ACH (Advanced Combat Helmet) helmets were derived from MICH (Modular Integrated Communications Helmet) Helmets, the result of a late 1990’s project to develop the next generation of helmets to replace the older PASGT designs from the 1980’s. These were the primary US service helmet during the 2000’s. MICH helmets were first developed in 1997 (source: with earliest helmets are dating to 1998 (source:, and were referred to as “TC-2000” helmets for full cut designs, “TC-2002” for mid cut, and “TC-2001” for high cut (source: This page will mainly focus on full cut helmets, though some have been modified by end users to other cuts, much like what was done to the Afghan PASGT helmet by the APU.

The MICH was meant to combine the ballistic protection of the PASGT with the comfort and improved visibility of various non-ballistic bump helmets Special Forces operators sometimes used (source:

ACH helmets were procured starting in 2003 (source: and are largely the same as the MICH helmets they are derived from. The ACH is still used as of December 2022, though it has been getting replaced by the Enhanced Combat Helmet (ECH, source:

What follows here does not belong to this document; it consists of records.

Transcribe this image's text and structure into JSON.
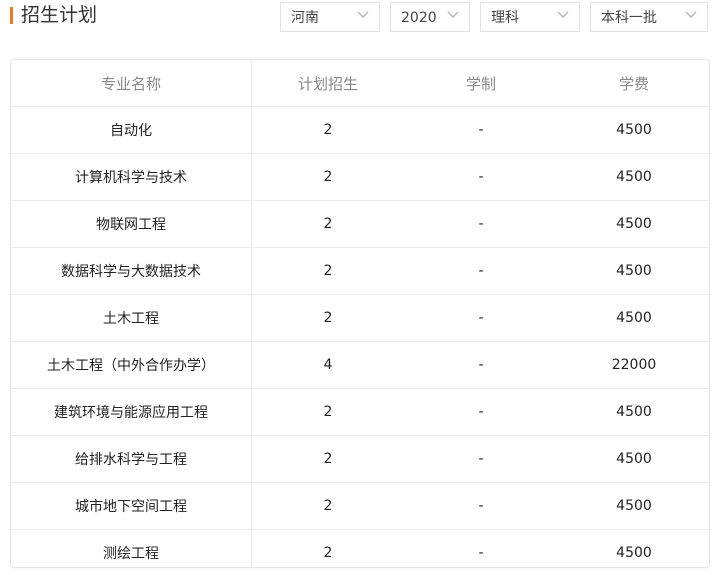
{
  "header": {
    "title": "招生计划"
  },
  "filters": {
    "province": "河南",
    "year": "2020",
    "subject": "理科",
    "batch": "本科一批"
  },
  "table": {
    "columns": [
      "专业名称",
      "计划招生",
      "学制",
      "学费"
    ],
    "rows": [
      [
        "自动化",
        "2",
        "-",
        "4500"
      ],
      [
        "计算机科学与技术",
        "2",
        "-",
        "4500"
      ],
      [
        "物联网工程",
        "2",
        "-",
        "4500"
      ],
      [
        "数据科学与大数据技术",
        "2",
        "-",
        "4500"
      ],
      [
        "土木工程",
        "2",
        "-",
        "4500"
      ],
      [
        "土木工程（中外合作办学）",
        "4",
        "-",
        "22000"
      ],
      [
        "建筑环境与能源应用工程",
        "2",
        "-",
        "4500"
      ],
      [
        "给排水科学与工程",
        "2",
        "-",
        "4500"
      ],
      [
        "城市地下空间工程",
        "2",
        "-",
        "4500"
      ],
      [
        "测绘工程",
        "2",
        "-",
        "4500"
      ]
    ]
  },
  "colors": {
    "accent": "#f07b2a",
    "border": "#e6e6e6"
  }
}
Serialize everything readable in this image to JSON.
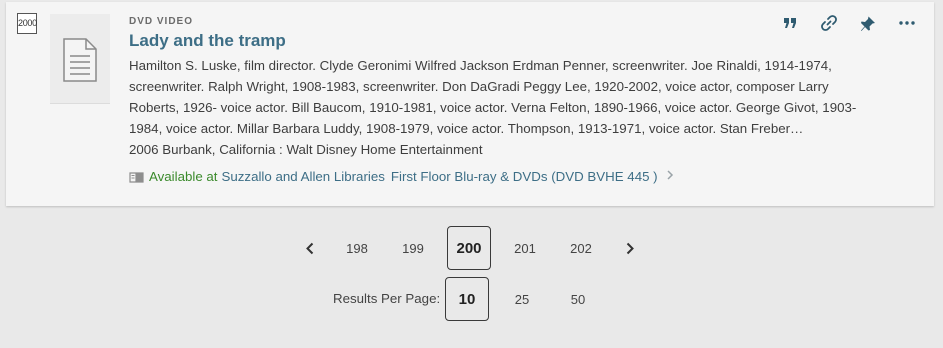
{
  "record": {
    "number": "2000",
    "type_label": "DVD VIDEO",
    "title": "Lady and the tramp",
    "authors": "Hamilton S. Luske, film director. Clyde Geronimi Wilfred Jackson Erdman Penner, screenwriter. Joe Rinaldi, 1914-1974, screenwriter. Ralph Wright, 1908-1983, screenwriter. Don DaGradi Peggy Lee, 1920-2002, voice actor, composer Larry Roberts, 1926- voice actor. Bill Baucom, 1910-1981, voice actor. Verna Felton, 1890-1966, voice actor. George Givot, 1903-1984, voice actor. Millar Barbara Luddy, 1908-1979, voice actor. Thompson, 1913-1971, voice actor. Stan Freber…",
    "publisher": "2006 Burbank, California : Walt Disney Home Entertainment",
    "availability": {
      "status": "Available at",
      "library": "Suzzallo and Allen Libraries",
      "location": "First Floor Blu-ray & DVDs (DVD BVHE 445 )",
      "status_color": "#3b8a2c",
      "link_color": "#3d6e86"
    },
    "actions": [
      {
        "icon": "citation-quote-icon"
      },
      {
        "icon": "permalink-chain-icon"
      },
      {
        "icon": "pin-icon"
      },
      {
        "icon": "more-options-icon"
      }
    ]
  },
  "pagination": {
    "pages": [
      "198",
      "199",
      "200",
      "201",
      "202"
    ],
    "current": "200"
  },
  "results_per_page": {
    "label": "Results Per Page:",
    "options": [
      "10",
      "25",
      "50"
    ],
    "current": "10"
  },
  "colors": {
    "accent": "#3d6e86",
    "available": "#3b8a2c",
    "background": "#e9e9e9",
    "card": "#f5f5f5"
  }
}
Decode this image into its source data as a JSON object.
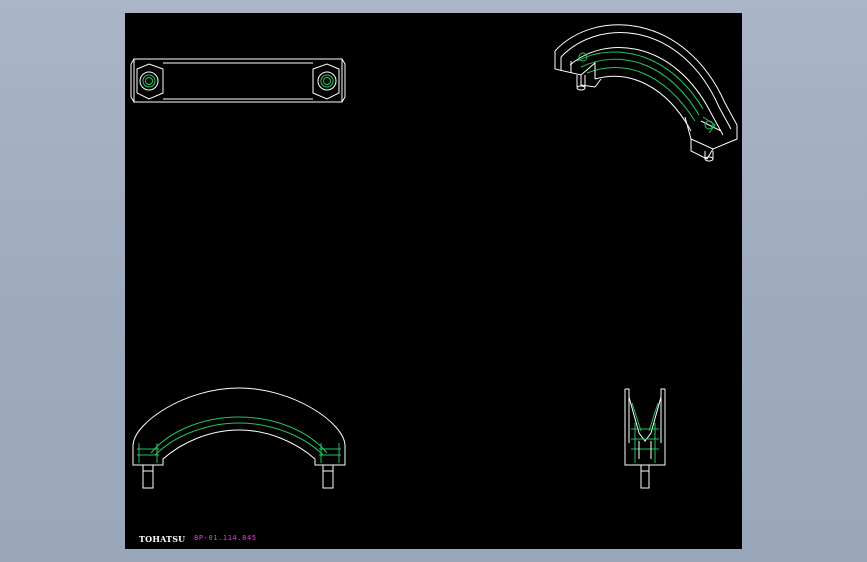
{
  "drawing": {
    "brand_text": "TOHATSU",
    "part_number": "8P-01.114.845",
    "colors": {
      "viewport_background": "#aab5c7",
      "sheet_background": "#000000",
      "outline": "#ffffff",
      "detail_lines": "#22c55e",
      "part_number_text": "#ff2cff"
    },
    "views": [
      "top-view",
      "isometric-view",
      "front-view",
      "side-view"
    ]
  }
}
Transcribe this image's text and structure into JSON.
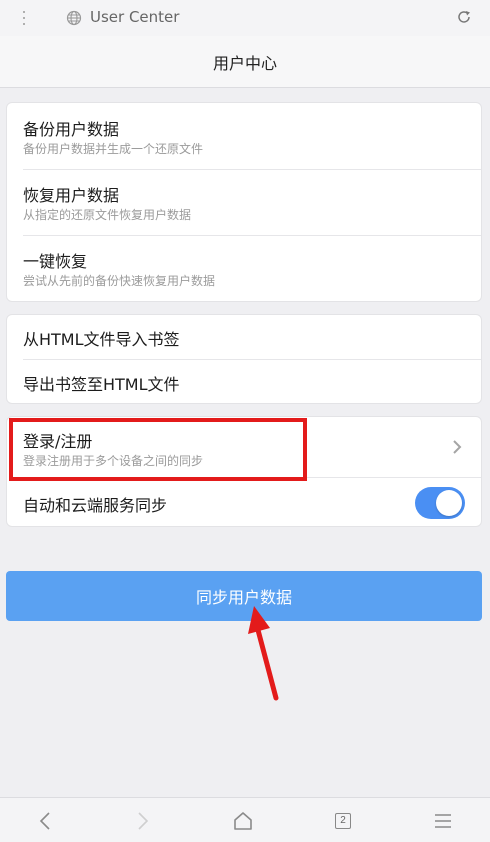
{
  "address_bar": {
    "text": "User Center",
    "menu_icon": "more-vertical-icon",
    "site_icon": "globe-icon",
    "refresh_icon": "refresh-icon"
  },
  "header": {
    "title": "用户中心"
  },
  "data_section": {
    "items": [
      {
        "label": "备份用户数据",
        "sub": "备份用户数据并生成一个还原文件"
      },
      {
        "label": "恢复用户数据",
        "sub": "从指定的还原文件恢复用户数据"
      },
      {
        "label": "一键恢复",
        "sub": "尝试从先前的备份快速恢复用户数据"
      }
    ]
  },
  "bookmark_section": {
    "items": [
      {
        "label": "从HTML文件导入书签"
      },
      {
        "label": "导出书签至HTML文件"
      }
    ]
  },
  "account_section": {
    "login": {
      "label": "登录/注册",
      "sub": "登录注册用于多个设备之间的同步",
      "icon": "chevron-right-icon"
    },
    "auto_sync": {
      "label": "自动和云端服务同步",
      "enabled": true
    }
  },
  "sync_button": {
    "label": "同步用户数据"
  },
  "bottom_nav": {
    "back_icon": "back-icon",
    "forward_icon": "forward-icon",
    "home_icon": "home-icon",
    "tabs_count": "2",
    "menu_icon": "menu-icon"
  },
  "colors": {
    "accent": "#4a8ff3",
    "button": "#5aa1f2",
    "annotation": "#e31b1b"
  }
}
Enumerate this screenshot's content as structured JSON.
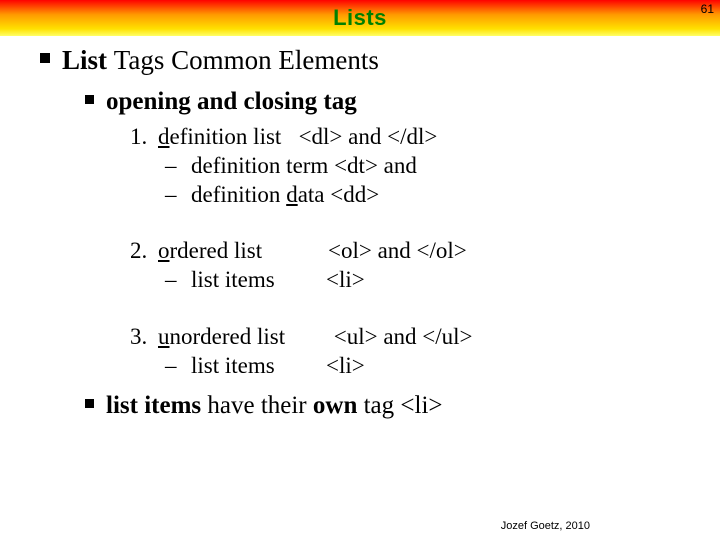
{
  "pageNumber": "61",
  "title": "Lists",
  "heading": {
    "pre": "List ",
    "plain": "Tags Common Elements"
  },
  "sub": {
    "strong": "opening and closing tag"
  },
  "item1": {
    "num": "1.",
    "label_pre": "d",
    "label_rest": "efinition list",
    "tags": "   <dl> and </dl>",
    "dash": "–",
    "d1_text": "definition term <dt> and",
    "d2_pre": "definition ",
    "d2_d": "d",
    "d2_rest": "ata <dd>"
  },
  "item2": {
    "num": "2.",
    "label_pre": "o",
    "label_rest": "rdered list",
    "tags": "<ol> and </ol>",
    "dash": "–",
    "d1_label": "list items",
    "d1_tags": "<li>"
  },
  "item3": {
    "num": "3.",
    "label_pre": "u",
    "label_rest": "nordered list",
    "tags": " <ul> and </ul>",
    "dash": "–",
    "d1_label": "list items",
    "d1_tags": "<li>"
  },
  "closing": {
    "b1": "list items ",
    "plain1": "have their ",
    "b2": "own ",
    "plain2": "tag <li>"
  },
  "footer": "Jozef Goetz, 2010"
}
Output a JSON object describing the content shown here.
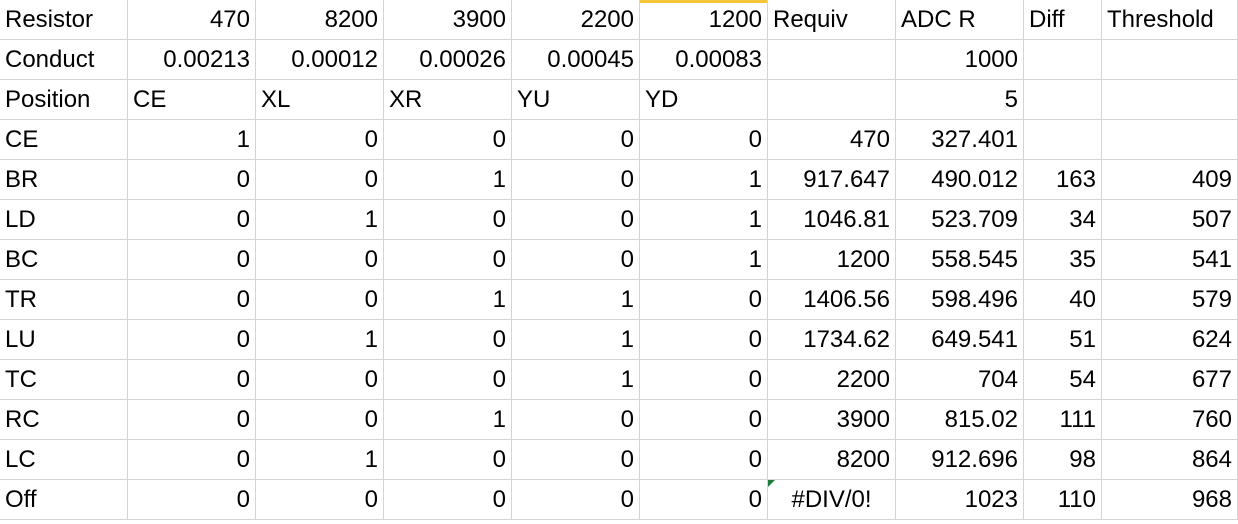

For further information on modern US Kevlar Helmets, see

Army Ranger (2010):

Helmet had velcro on side at one point. There is also evidence of camouflage paint and field use.


“Suspension” system is actually foam pads.


2010 date.

Usage Photos:

Navy TC-2000 (Training Use?, 2008):

Numbers stenciled onto tape indicates some kind of training use since they would be used to identify trainees.



2008 date like all Navy TC-2000 helmets (source:


Also has a 2008 date.

Helmet Cord Attachment:

This formerly elastic “bungee” cord was meant to be used with the night vision goggle mount’s arm.

Usage Photo:

West Coast SEAL Qualification Training photo posted in 2012 (from